March 3, 2019 by Alison Watson-Shields
A hate crime is any crime that is perpetrated against somebody because of who they are or what they believe. The motivation for these offences stems from the victims’ gender, race, religion, sexual orientation or disability; characteristics protected under law and enshrined in legislation. Unfortunately, while it is widely accepted that the majority of these characteristics are protected, too few people know that a person can be victimised because of their disability.
An example of disability hate crime is the story of Fiona Pilkington and her daughter, Francesca, who had autism and other learning disabilities. Fiona was Francesca’s primary carer and were both subjected to a sustained campaign of
In August 2007, driven to despair because of the relentless and seemingly unstoppable abuse, Fiona murdered Francesca before taking her own life. This case was instrumental in changing the law to make disability-related hate crime more visible. The government also introduced a National Hate Crime Strategy, which provided specific instructions and guidance to police officers, prosecutors and members of the judiciary on exactly
Brent Martin is another example of Disability Hate Crime. He was 23-years-old with a learning disability and living independently when he was attacked and ultimately murdered by several teenagers he had befriended. In actuality, the teenagers had taken advantage of him; frequently using his home for their own purposes and stealing his money to buy cigarettes and alcohol.

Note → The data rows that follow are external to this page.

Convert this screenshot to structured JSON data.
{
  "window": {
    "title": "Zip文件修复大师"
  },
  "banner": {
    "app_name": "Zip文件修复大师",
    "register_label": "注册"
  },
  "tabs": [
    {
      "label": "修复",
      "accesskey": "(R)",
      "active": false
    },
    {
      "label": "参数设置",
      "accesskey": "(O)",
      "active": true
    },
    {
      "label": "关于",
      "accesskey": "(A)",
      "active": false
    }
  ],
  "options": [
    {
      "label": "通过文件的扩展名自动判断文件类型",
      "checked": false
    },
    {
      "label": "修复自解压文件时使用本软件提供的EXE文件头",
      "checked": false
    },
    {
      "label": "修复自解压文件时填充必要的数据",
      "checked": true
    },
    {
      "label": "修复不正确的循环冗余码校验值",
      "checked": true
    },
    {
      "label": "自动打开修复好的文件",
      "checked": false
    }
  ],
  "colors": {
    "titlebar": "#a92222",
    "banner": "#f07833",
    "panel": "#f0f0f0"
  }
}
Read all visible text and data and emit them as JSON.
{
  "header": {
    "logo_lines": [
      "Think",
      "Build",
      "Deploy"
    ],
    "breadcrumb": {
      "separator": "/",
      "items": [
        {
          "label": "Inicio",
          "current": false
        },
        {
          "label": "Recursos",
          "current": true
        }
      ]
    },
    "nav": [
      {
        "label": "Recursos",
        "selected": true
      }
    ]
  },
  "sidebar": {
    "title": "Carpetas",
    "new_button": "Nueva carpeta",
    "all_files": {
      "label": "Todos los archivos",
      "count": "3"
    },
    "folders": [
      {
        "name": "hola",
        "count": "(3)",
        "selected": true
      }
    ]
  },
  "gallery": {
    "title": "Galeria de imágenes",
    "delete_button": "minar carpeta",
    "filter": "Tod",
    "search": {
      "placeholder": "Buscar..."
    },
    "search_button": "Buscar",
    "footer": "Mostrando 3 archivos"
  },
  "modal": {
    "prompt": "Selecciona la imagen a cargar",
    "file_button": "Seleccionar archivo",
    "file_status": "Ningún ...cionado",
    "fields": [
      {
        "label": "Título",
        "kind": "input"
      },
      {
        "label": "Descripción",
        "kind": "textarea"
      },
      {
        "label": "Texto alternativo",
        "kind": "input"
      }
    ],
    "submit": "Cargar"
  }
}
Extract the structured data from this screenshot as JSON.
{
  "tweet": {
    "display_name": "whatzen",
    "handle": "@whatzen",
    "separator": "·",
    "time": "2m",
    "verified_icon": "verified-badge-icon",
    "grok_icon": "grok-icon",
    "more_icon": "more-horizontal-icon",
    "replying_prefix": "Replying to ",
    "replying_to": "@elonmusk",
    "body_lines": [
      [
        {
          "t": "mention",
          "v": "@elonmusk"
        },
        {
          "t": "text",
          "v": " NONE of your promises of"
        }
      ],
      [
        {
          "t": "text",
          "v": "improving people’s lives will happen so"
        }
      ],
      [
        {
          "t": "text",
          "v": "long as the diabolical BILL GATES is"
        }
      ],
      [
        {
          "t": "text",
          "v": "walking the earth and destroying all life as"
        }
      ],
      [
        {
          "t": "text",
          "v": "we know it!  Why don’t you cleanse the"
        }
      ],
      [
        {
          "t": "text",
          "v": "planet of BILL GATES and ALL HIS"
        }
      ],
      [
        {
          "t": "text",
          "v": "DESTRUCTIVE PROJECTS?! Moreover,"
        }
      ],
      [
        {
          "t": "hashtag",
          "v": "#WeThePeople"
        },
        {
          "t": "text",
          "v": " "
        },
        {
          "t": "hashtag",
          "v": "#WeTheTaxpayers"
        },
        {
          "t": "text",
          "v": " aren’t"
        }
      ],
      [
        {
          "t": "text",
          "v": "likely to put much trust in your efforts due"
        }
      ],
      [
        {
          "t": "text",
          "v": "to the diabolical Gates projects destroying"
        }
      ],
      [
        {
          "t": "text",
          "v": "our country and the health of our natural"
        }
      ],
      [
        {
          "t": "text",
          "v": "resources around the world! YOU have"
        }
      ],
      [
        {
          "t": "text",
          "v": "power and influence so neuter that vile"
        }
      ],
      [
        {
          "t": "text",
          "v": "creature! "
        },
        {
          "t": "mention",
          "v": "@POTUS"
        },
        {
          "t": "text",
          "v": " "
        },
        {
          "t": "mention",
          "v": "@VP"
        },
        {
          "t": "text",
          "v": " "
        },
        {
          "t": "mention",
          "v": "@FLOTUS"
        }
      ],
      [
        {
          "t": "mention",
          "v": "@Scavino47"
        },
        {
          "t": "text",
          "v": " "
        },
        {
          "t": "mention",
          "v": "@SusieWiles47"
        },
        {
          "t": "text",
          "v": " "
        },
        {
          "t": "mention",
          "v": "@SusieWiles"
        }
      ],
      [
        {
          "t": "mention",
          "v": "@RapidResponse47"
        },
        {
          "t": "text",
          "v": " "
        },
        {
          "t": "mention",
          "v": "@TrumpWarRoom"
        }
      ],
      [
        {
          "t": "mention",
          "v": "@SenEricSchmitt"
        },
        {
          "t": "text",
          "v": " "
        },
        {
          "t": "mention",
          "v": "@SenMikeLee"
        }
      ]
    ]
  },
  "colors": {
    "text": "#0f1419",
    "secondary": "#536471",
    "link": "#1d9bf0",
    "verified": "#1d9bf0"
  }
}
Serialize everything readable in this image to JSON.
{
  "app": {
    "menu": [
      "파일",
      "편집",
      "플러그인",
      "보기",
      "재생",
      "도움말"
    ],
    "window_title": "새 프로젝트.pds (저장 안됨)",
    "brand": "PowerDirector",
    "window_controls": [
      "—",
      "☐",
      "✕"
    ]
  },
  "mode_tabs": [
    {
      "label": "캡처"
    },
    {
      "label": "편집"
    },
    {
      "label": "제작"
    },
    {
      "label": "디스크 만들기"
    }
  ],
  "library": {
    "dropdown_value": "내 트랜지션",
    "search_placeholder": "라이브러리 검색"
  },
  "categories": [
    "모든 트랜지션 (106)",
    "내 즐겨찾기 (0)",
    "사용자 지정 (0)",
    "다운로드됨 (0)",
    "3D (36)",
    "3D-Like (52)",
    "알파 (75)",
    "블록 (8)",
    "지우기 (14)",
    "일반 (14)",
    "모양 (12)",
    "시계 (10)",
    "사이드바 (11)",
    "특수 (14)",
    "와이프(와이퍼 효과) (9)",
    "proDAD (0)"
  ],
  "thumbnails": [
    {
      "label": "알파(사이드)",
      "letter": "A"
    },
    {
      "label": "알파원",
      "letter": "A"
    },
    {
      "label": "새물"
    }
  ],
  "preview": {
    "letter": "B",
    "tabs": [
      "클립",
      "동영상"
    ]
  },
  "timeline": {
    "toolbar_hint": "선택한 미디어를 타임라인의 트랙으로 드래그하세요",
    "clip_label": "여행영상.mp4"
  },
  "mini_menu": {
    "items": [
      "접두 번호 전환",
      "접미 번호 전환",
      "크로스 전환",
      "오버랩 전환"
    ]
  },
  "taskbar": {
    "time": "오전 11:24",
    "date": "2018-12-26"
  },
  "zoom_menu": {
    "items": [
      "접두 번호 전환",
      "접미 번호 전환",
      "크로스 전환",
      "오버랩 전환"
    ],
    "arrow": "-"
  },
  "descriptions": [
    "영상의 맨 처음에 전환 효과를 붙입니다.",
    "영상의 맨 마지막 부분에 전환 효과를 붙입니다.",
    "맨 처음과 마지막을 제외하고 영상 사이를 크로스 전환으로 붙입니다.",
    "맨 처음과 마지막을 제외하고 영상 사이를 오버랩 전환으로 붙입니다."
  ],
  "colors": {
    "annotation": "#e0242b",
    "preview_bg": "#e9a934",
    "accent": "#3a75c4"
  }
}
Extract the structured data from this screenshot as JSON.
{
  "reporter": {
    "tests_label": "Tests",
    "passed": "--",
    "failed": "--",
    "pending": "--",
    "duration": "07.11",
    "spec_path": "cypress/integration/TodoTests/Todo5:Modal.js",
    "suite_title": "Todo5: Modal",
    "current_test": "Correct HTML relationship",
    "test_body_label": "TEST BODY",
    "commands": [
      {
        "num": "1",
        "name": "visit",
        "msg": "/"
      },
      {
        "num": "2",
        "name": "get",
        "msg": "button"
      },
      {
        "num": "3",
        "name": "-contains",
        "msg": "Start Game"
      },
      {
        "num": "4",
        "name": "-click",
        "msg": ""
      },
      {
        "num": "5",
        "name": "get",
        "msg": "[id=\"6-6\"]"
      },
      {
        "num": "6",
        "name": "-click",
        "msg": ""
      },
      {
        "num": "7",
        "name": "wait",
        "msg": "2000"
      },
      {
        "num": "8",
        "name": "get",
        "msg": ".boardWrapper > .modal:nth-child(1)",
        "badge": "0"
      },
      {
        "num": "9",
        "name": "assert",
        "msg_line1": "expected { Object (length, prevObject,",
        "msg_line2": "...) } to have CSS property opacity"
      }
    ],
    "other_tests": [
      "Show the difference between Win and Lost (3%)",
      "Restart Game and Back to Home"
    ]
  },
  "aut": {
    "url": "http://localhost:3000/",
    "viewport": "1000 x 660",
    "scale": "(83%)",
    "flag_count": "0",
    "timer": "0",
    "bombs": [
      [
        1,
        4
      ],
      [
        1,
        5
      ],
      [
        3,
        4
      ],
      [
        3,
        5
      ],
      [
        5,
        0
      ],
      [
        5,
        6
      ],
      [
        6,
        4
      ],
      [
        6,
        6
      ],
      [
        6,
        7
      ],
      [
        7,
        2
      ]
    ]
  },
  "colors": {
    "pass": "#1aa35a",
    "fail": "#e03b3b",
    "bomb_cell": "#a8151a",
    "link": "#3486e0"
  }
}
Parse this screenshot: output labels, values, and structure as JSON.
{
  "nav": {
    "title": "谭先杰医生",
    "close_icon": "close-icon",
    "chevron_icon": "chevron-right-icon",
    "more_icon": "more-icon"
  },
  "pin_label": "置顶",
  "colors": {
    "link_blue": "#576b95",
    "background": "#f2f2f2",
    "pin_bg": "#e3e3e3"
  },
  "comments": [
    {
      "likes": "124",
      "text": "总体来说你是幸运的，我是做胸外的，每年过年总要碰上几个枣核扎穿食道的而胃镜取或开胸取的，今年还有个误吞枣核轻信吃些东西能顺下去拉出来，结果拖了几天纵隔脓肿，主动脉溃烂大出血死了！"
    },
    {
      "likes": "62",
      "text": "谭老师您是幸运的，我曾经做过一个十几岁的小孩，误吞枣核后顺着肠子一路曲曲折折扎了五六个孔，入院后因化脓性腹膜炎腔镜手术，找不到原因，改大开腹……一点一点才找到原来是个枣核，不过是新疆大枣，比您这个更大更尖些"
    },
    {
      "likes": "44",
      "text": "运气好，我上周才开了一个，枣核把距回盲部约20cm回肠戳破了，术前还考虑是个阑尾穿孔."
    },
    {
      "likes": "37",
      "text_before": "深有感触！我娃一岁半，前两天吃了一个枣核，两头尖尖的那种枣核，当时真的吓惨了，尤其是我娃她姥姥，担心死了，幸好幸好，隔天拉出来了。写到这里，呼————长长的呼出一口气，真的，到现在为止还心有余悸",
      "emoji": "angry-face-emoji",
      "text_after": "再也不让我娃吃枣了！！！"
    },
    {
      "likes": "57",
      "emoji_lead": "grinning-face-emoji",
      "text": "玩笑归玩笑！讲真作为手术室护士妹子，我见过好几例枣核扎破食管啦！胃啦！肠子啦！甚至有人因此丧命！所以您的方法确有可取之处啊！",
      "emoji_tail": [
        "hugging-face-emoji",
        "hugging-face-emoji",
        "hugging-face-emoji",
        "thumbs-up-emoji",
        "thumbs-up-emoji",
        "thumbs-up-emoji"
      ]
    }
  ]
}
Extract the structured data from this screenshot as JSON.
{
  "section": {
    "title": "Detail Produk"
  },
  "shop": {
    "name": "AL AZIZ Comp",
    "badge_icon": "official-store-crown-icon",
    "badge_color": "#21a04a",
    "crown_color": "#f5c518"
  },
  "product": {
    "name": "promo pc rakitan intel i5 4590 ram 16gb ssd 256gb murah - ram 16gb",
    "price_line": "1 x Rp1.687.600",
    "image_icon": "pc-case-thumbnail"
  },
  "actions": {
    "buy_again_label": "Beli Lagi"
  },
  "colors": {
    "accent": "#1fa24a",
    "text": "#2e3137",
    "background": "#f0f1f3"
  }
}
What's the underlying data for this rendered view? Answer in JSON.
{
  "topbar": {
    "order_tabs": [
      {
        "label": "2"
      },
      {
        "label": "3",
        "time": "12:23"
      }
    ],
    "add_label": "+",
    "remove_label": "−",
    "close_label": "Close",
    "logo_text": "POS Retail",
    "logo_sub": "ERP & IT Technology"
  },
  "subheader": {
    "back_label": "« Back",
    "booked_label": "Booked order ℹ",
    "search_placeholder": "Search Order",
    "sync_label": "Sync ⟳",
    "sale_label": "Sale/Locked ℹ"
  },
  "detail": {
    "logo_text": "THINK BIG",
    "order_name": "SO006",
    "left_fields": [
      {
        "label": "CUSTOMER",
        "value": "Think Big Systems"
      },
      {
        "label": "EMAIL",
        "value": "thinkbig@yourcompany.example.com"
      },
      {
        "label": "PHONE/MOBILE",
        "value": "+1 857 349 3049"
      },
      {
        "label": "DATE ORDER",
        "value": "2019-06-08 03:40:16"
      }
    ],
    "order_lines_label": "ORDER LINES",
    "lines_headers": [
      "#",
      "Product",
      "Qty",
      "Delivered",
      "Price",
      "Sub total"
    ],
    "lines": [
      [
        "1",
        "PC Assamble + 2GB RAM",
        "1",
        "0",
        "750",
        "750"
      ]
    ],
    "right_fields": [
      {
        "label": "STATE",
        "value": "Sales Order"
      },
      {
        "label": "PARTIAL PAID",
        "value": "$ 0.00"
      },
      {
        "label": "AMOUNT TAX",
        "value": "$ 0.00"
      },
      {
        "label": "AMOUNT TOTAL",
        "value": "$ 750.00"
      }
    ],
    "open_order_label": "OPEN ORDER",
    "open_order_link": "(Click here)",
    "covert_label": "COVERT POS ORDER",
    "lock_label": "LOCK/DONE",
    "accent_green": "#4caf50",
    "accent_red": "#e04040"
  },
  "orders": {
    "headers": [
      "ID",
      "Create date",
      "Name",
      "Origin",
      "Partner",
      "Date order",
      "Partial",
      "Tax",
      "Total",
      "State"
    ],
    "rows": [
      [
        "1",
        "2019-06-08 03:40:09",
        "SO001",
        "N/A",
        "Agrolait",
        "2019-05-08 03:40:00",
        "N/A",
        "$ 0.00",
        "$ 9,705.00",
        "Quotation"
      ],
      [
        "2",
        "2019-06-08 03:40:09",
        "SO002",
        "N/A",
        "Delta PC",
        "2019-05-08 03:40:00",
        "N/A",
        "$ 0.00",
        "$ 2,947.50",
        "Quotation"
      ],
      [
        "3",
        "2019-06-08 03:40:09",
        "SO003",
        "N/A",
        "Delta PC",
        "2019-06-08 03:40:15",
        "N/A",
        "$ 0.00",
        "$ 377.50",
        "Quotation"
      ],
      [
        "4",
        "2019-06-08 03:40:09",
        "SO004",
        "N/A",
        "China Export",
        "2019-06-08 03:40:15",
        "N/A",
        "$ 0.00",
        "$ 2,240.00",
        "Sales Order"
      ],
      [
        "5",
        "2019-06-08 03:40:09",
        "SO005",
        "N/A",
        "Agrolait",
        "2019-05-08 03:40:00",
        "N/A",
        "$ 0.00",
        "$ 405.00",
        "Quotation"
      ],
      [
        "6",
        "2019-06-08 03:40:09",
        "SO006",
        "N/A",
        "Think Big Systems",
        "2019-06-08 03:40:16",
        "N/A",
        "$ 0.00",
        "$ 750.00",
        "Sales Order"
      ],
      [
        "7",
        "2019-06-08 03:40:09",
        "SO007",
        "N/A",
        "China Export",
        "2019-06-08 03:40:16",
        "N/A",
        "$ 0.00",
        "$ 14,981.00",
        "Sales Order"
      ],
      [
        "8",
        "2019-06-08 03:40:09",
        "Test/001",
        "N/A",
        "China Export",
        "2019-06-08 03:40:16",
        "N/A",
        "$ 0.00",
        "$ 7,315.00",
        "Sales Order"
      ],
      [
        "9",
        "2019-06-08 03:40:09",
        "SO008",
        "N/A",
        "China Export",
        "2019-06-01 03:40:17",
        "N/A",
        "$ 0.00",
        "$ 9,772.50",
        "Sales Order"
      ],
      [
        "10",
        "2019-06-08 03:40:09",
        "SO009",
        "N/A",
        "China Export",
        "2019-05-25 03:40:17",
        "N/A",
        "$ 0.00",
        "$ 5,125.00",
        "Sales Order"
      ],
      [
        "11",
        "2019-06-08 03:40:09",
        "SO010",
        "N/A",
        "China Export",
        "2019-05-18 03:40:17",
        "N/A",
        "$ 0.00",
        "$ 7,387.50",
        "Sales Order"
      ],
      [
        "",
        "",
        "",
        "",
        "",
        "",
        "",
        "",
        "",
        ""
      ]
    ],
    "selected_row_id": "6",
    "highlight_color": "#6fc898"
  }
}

Following his murder in the summer of 2008 all of the perpetrators were convicted and received between 15 and 20 years in prison.
While it was acknowledged that the Police and Social Services had acted correctly following the murder, quickly identifying the incident as a hate crime and locating and apprehending the perpetrators, they were also heavily criticised following a serious case review. The review determined that the police could have acted sooner as they had been contacted repeatedly by friends, family members and neighbours
Nationally, there has been a chronic lack of reporting of disability hate crimes, the problem stems from a lack of knowledge of the subject matter. However, there are also other issues around the subject of reporting disability hate crime:
It is essential that we enable disabled people to speak out. Even if they do not necessarily think they are a victim of a hate crime they should still contact the police and allow them to make that determination.
The police have two strands of hate crimes that they work under: Hate Crimes and Hate Incidents. Hate crimes include when a perpetrator is physically violent or damages property. While hate incidents are less serious in nature, such as abuse in the street, abuse online or malicious phone calls. Hate incidents will still be treated in the same way as hate crimes, however, they may be resolved using other methods such as official police warning and cautions.
When looking at the issue of the Criminal Justice System as a barrier it is important to understand that there are provisions in place within the legal system to make it easier for disabled and vulnerable people to access it. These include:
Investigators will take the initial disclosure from the victim and attend their home to conduct the interview trying to minimise any stress and anxiety. If a determination is made that a hate crime has taken place the case will automatically be passed on to the Crown Prosecution Service, who will determine whether or not charges are necessary.
The following case study demonstrates what can be achieved when a victim of a disability hate crime reports it to the police.
In February 2018, a teenager was assaulted by a group of youths in Cleveland. This teen has autism, dyspraxia and epilepsy, all of which had to be considered by police and the CPS in their preparation of the case. The assault happened as the teen was making his way home from the town centre. A group of youths approached him and began to call the teen a “Paedophile”. Some of the group continued taunting and one twelve-year-old boy, F, threw a stone which hit the teen on the side of the head.
In the moments that followed, the teen was punched to the side of the head by a 16-year-old boy, which caused him to fall to the floor. As the teen lay on the ground, a 15-year old girl kicked him multiple times to the head. As a result of the attack, the teen was extremely distressed; could not stand up, felt dizzy after the assault and dyspraxia affects their coordination. A family friend assisted the teen to their feet and walked them to safety while calling family and the police.
Once the disability hate crime element was flagged up, the Crown Prosecution Service worked with the Police to agree what actions were necessary; both to support the victim and to proceed with the prosecution. The CPS lawyer dealing with the case met with the victim and their mother during a pre-trial visit. Understandably, the Mother was quite distressed by what had happened, but the lawyer was able to build a good relationship with her with the assistance of the Witness Care Unit and service at court. Shortly before the trial, the lawyer took the decision to instruct an intermediary. An intermediary is someone who works with a victim to help them give the clearest and most accurate evidence they can in court. The intermediary is impartial and neutral and their duty is to the court. The intermediary visited the victim at home and prepared a report in which they made an assessment of needs and recommendations for victim care at court. The perpetrators were prosecuted. For more information on
We would actively encourage anyone who is involved in a hate crime or hate-related incident to report it to the police. Nobody has the right to make anybody else feel worthless, intimidated, upset or discriminated against because of who they are.
Anyone affected by the contents of this article can contact Cleveland Police on 01642 326326.
Written by Liam Twizell REACH Advocate